Her only option is to go even further into debt.
“If I cannot earn any money to pay back Acleda, I will borrow from someone else,” perhaps a relative, she said.
Capping the annual interest rate at a maximum of 18 percent may sound like good news for borrowers like Ms. Sophea, and that seems to be how the government wants its policy to be received.
However, experts have predicted that MFIs will likely respond by witholding smaller loans, forcing low-income borrowers into the arms of unregulated loan sharks, who charge much higher rates and can be unscrupulous in their efforts to see their money returned.
Those likely to suffer the most are people who borrow money to spend on daily food purchases, medical expenses or to service existing debts, said Seng Kimty, a Cambodia-based economic development specialist.
Mr. Kimty recently published a paper that found that households taking up microfinance loans usually “become worse-off in terms of household welfare, because the borrowing reduces household expenditure per capita.”
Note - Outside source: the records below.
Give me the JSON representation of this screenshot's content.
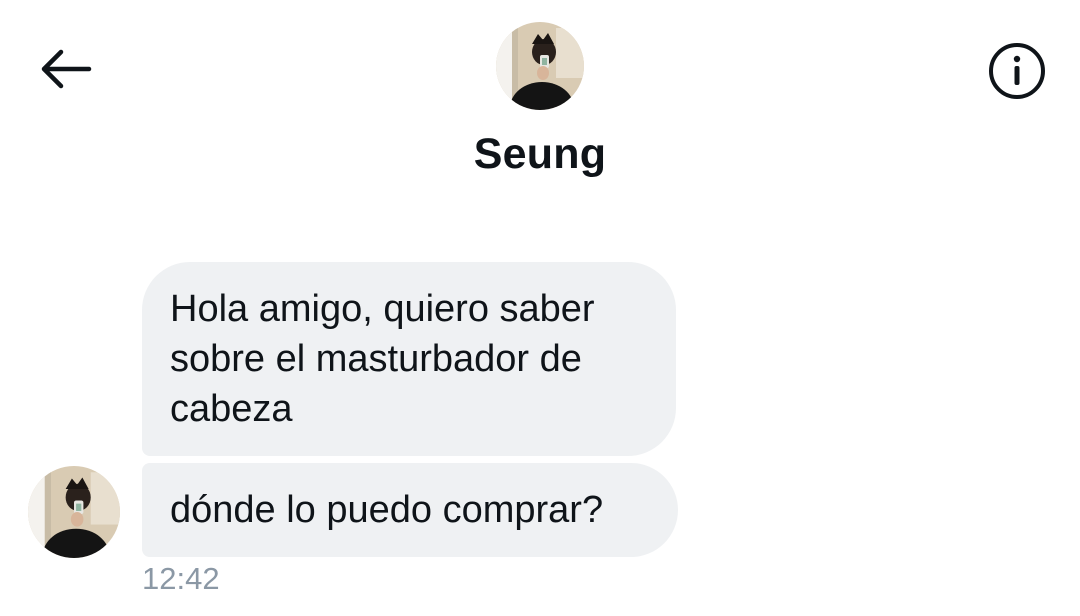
{
  "header": {
    "contact_name": "Seung",
    "back_icon": "arrow-left-icon",
    "info_icon": "info-circle-icon"
  },
  "messages": [
    {
      "text": "Hola amigo, quiero saber sobre el masturbador de cabeza"
    },
    {
      "text": "dónde lo puedo comprar?"
    }
  ],
  "timestamp": "12:42",
  "colors": {
    "bubble_background": "#eff1f3",
    "text": "#0f1419",
    "timestamp": "#8b98a5",
    "background": "#ffffff"
  }
}
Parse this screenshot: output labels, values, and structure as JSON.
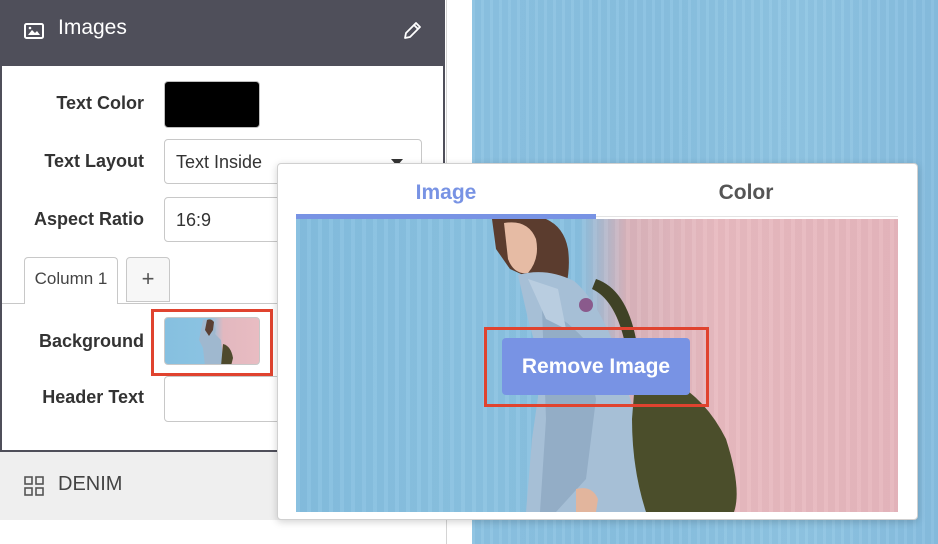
{
  "panel": {
    "title": "Images",
    "icons": {
      "header": "image-icon",
      "edit": "pencil-icon",
      "footer": "grid-icon"
    }
  },
  "fields": {
    "text_color_label": "Text Color",
    "text_color_value": "#000000",
    "text_layout_label": "Text Layout",
    "text_layout_value": "Text Inside",
    "aspect_ratio_label": "Aspect Ratio",
    "aspect_ratio_value": "16:9",
    "background_label": "Background",
    "header_text_label": "Header Text",
    "header_text_value": ""
  },
  "columns": {
    "tabs": [
      {
        "label": "Column 1"
      }
    ],
    "add_label": "+"
  },
  "footer": {
    "name": "DENIM"
  },
  "popover": {
    "tabs": [
      {
        "label": "Image"
      },
      {
        "label": "Color"
      }
    ],
    "active_tab": "Image",
    "remove_label": "Remove Image"
  },
  "colors": {
    "accent": "#7893e4",
    "header_bg": "#4f4f5a",
    "highlight": "#e0432f"
  }
}
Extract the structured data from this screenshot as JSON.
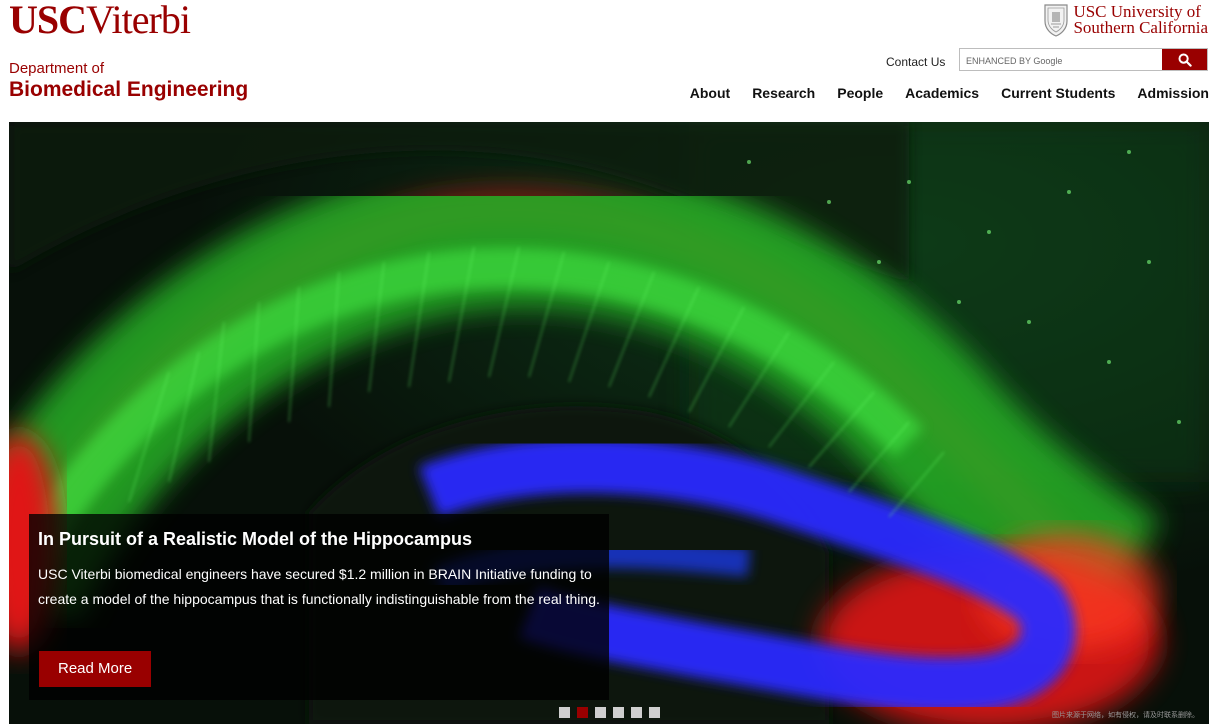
{
  "header": {
    "logo_usc": "USC",
    "logo_viterbi": "Viterbi",
    "university_line1": "USC University of",
    "university_line2": "Southern California",
    "department_sub": "Department of",
    "department_main": "Biomedical Engineering",
    "contact_label": "Contact Us",
    "search_placeholder": "ENHANCED BY Google"
  },
  "nav": {
    "items": [
      "About",
      "Research",
      "People",
      "Academics",
      "Current Students",
      "Admission"
    ]
  },
  "hero": {
    "title": "In Pursuit of a Realistic Model of the Hippocampus",
    "body": "USC Viterbi biomedical engineers have secured $1.2 million in BRAIN Initiative funding to create a model of the hippocampus that is functionally indistinguishable from the real thing.",
    "cta_label": "Read More",
    "slide_count": 6,
    "active_slide": 2,
    "credit": "图片来源于网络，如有侵权，请及时联系删除。"
  },
  "colors": {
    "brand": "#990000",
    "neuron_green": "#3ce03c",
    "stain_red": "#e01818",
    "stain_blue": "#2020ff"
  },
  "icons": {
    "search": "search-icon",
    "seal": "university-seal-icon"
  }
}
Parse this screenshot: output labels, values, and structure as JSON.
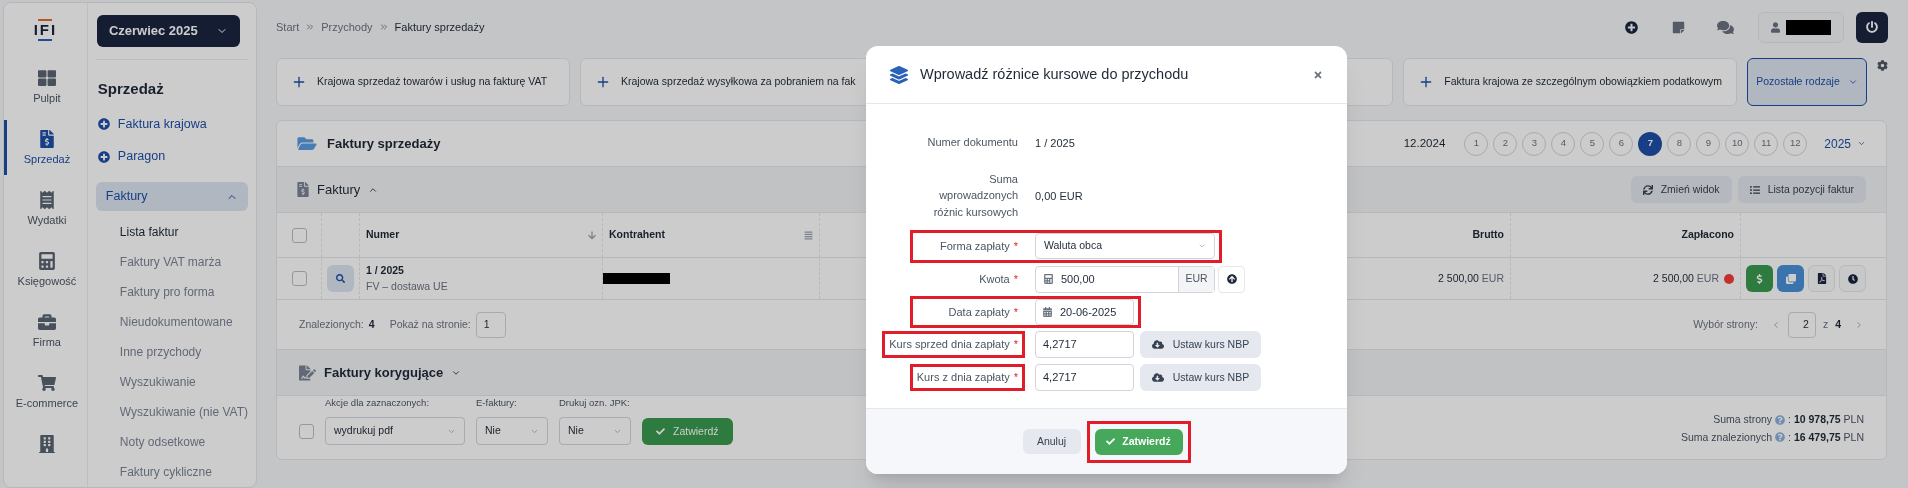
{
  "sidebar": {
    "logo": "IFI",
    "month_button": "Czerwiec 2025",
    "rail": [
      {
        "kind": "dashboard",
        "label": "Pulpit",
        "selected": false
      },
      {
        "kind": "sales",
        "label": "Sprzedaż",
        "selected": true
      },
      {
        "kind": "expenses",
        "label": "Wydatki",
        "selected": false
      },
      {
        "kind": "accounting",
        "label": "Księgowość",
        "selected": false
      },
      {
        "kind": "company",
        "label": "Firma",
        "selected": false
      },
      {
        "kind": "cart",
        "label": "E-commerce",
        "selected": false
      },
      {
        "kind": "building",
        "selected": false
      }
    ],
    "section_title": "Sprzedaż",
    "quick_links": [
      "Faktura krajowa",
      "Paragon"
    ],
    "group": {
      "label": "Faktury",
      "expanded": true,
      "items": [
        {
          "label": "Lista faktur",
          "selected": true
        },
        {
          "label": "Faktury VAT marża",
          "selected": false
        },
        {
          "label": "Faktury pro forma",
          "selected": false
        },
        {
          "label": "Nieudokumentowane",
          "selected": false
        },
        {
          "label": "Inne przychody",
          "selected": false
        },
        {
          "label": "Wyszukiwanie",
          "selected": false
        },
        {
          "label": "Wyszukiwanie (nie VAT)",
          "selected": false
        },
        {
          "label": "Noty odsetkowe",
          "selected": false
        },
        {
          "label": "Faktury cykliczne",
          "selected": false
        }
      ]
    }
  },
  "breadcrumb": [
    "Start",
    "Przychody",
    "Faktury sprzedaży"
  ],
  "quick_add": [
    "Krajowa sprzedaż towarów i usług na fakturę VAT",
    "Krajowa sprzedaż wysyłkowa za pobraniem na fak",
    "Faktura krajowa ze szczególnym obowiązkiem podatkowym"
  ],
  "more_button": "Pozostałe rodzaje",
  "invoices": {
    "title": "Faktury sprzedaży",
    "period": "12.2024",
    "months": [
      {
        "label": "1",
        "selected": false
      },
      {
        "label": "2",
        "selected": false
      },
      {
        "label": "3",
        "selected": false
      },
      {
        "label": "4",
        "selected": false
      },
      {
        "label": "5",
        "selected": false
      },
      {
        "label": "6",
        "selected": false
      },
      {
        "label": "7",
        "selected": true
      },
      {
        "label": "8",
        "selected": false
      },
      {
        "label": "9",
        "selected": false
      },
      {
        "label": "10",
        "selected": false
      },
      {
        "label": "11",
        "selected": false
      },
      {
        "label": "12",
        "selected": false
      }
    ],
    "year": "2025",
    "section": {
      "title": "Faktury",
      "expanded": true
    },
    "view_buttons": [
      "Zmień widok",
      "Lista pozycji faktur"
    ],
    "select_all_checked": false,
    "columns": {
      "number": "Numer",
      "contractor": "Kontrahent",
      "gross": "Brutto",
      "paid": "Zapłacono"
    },
    "rows": [
      {
        "checked": false,
        "number": "1 / 2025",
        "type": "FV – dostawa UE",
        "gross": "2 500,00",
        "gross_currency": "EUR",
        "paid": "2 500,00",
        "paid_currency": "EUR",
        "color": "#c4302b"
      }
    ],
    "found_label": "Znalezionych:",
    "found": "4",
    "per_page_label": "Pokaż na stronie:",
    "per_page": "1",
    "page_label": "Wybór strony:",
    "page": "2",
    "page_of": "z",
    "pages": "4",
    "corrections": {
      "title": "Faktury korygujące",
      "expanded": false
    },
    "bulk": {
      "checked": false,
      "fields": [
        {
          "label": "Akcje dla zaznaczonych:",
          "value": "wydrukuj pdf"
        },
        {
          "label": "E-faktury:",
          "value": "Nie"
        },
        {
          "label": "Drukuj ozn. JPK:",
          "value": "Nie"
        }
      ],
      "confirm": "Zatwierdź"
    },
    "sums": [
      {
        "label": "Suma strony",
        "separator": ":",
        "value": "10 978,75",
        "currency": "PLN"
      },
      {
        "label": "Suma znalezionych",
        "separator": ":",
        "value": "16 479,75",
        "currency": "PLN"
      }
    ]
  },
  "modal": {
    "title": "Wprowadź różnice kursowe do przychodu",
    "rows": [
      {
        "kind": "text",
        "label": "Numer dokumentu",
        "value": "1 / 2025",
        "highlighted": false,
        "label_highlighted": false
      },
      {
        "kind": "text",
        "label": "Suma wprowadzonych różnic kursowych",
        "value": "0,00 EUR",
        "highlighted": false,
        "label_highlighted": false
      },
      {
        "kind": "select",
        "label": "Forma zapłaty",
        "mark": "*",
        "value": "Waluta obca",
        "highlighted": true,
        "label_highlighted": false
      },
      {
        "kind": "amount",
        "label": "Kwota",
        "mark": "*",
        "value": "500,00",
        "unit": "EUR",
        "highlighted": false,
        "label_highlighted": false
      },
      {
        "kind": "date",
        "label": "Data zapłaty",
        "mark": "*",
        "value": "20-06-2025",
        "highlighted": true,
        "label_highlighted": false
      },
      {
        "kind": "rate",
        "label": "Kurs sprzed dnia zapłaty",
        "mark": "*",
        "value": "4,2717",
        "button": "Ustaw kurs NBP",
        "highlighted": false,
        "label_highlighted": true
      },
      {
        "kind": "rate",
        "label": "Kurs z dnia zapłaty",
        "mark": "*",
        "value": "4,2717",
        "button": "Ustaw kurs NBP",
        "highlighted": false,
        "label_highlighted": true
      }
    ],
    "cancel": "Anuluj",
    "confirm": {
      "label": "Zatwierdź",
      "highlighted": true
    }
  }
}
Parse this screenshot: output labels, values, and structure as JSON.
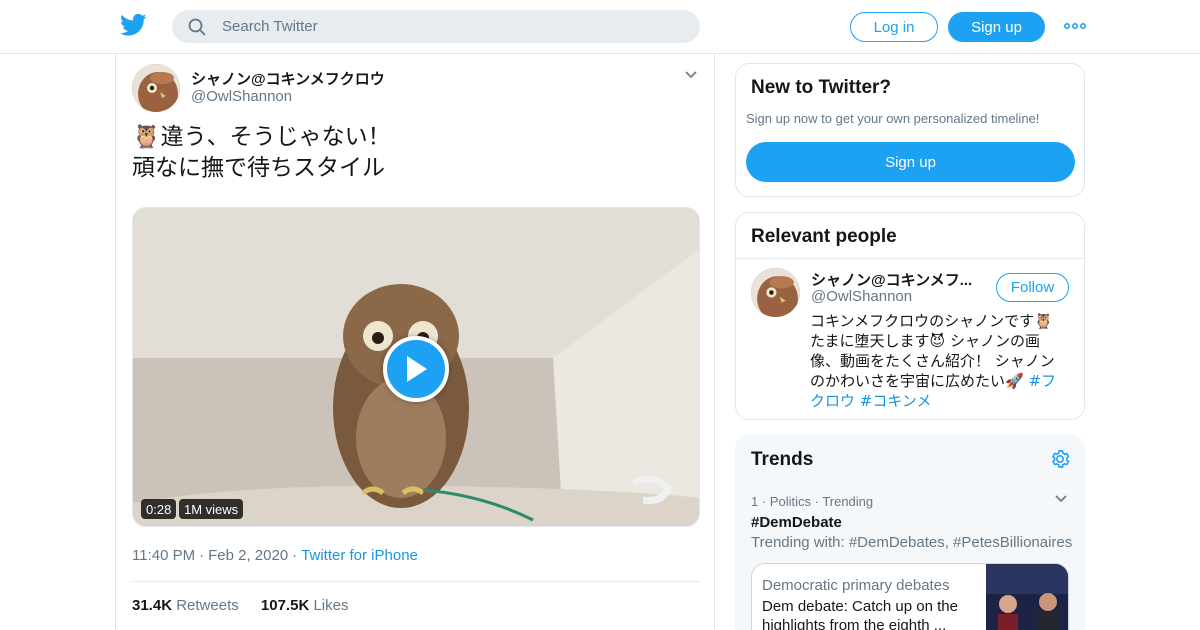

“The high interest rates and non-productive use of microcredit are more likely to plunge borrowers into a vicious cycle of high-interest indebtedness, in particular when the earnings are too low to cover the credit costs,” he said in an email last week.
The MFI sector has expanded rapidly in recent years, with the number of registered microfinance institutions in the country growing from 67 to 167 from 2012 to 2015, according to a National Bank report. In five years, the number of households receiving credit from MFIs and NGOs nearly doubled, from about 1.1 million in 2011 to about 2.1 million as of November, according to National Bank data.
Chou Ngeth, senior consultant at Phnom Penh-based Emerging Markets Consulting, said there was a strong correlation between levels of financial literacy among borrowers, the number of loans taken out by each borrower, and the chances of defaulting, citing a report from his firm released in September.
“This means the little financial literacy they have, the more loans they tend to take. The more loans they take, the more chance to get default,” he said in an email.
The rate of default for microfinance borrowers in the nation—0.77 percent in 2015, according to the NBC—is “very low,” said Hiroshi Suzuki, chief economist of the Business Research Institute for Cambodia, in an email.
Suspiciously so, according to some. Apart from borrowers taking out one loan to pay back another, there is also an incentive for MFIs to keep the rate low, by restructuring or reclassifying bad debt to keep their loan portfolio looking healthy.
No one denies, however, that some people are struggling to pay off their debts, and the results can be crushing.
Am Ley Eam, 53, a farmer and sugarcane juice vendor, lives next door to Ms. Sopheatra’s dress shop. She has previously taken out loans to build a house for her daughter and son-in-law and to develop a fish farm, which failed when all the fish died.
“I took a loan from a small MFI to repay the big one. And another small loan to repay the first small loan,” she said. “I took $3,000. Then, it became $8,000.”
“In the end, I sold some land.”
Ms. Ley Eam, who grows rice, lotus and sugarcane, said she currently owes Amret, another prominent MFI, about $3,000.
“Now, my business is not running well. I’m two or three days late on my payments. The economy is also going down. It is hard to find money,” she said. “I have money troubles.”
She has resorted to borrowing money from a neighbor, who charged her $20 interest on a $100 loan. Asked why she would risk taking out another loan, her answer was blunt: “Because I have no money.”
Representatives from Prasac and Amret did not reply to multiple requests for comment last week. Mr. Kimty, the economic researcher, said the shift away from loans that generate income for borrowers was to blame for the present situation.
“The MFI markets are sustained if they work not only for the lenders, but also the borrowers,” he said. “The success of borrowers are the MFIs’ success. This is the original promise of MFIs.”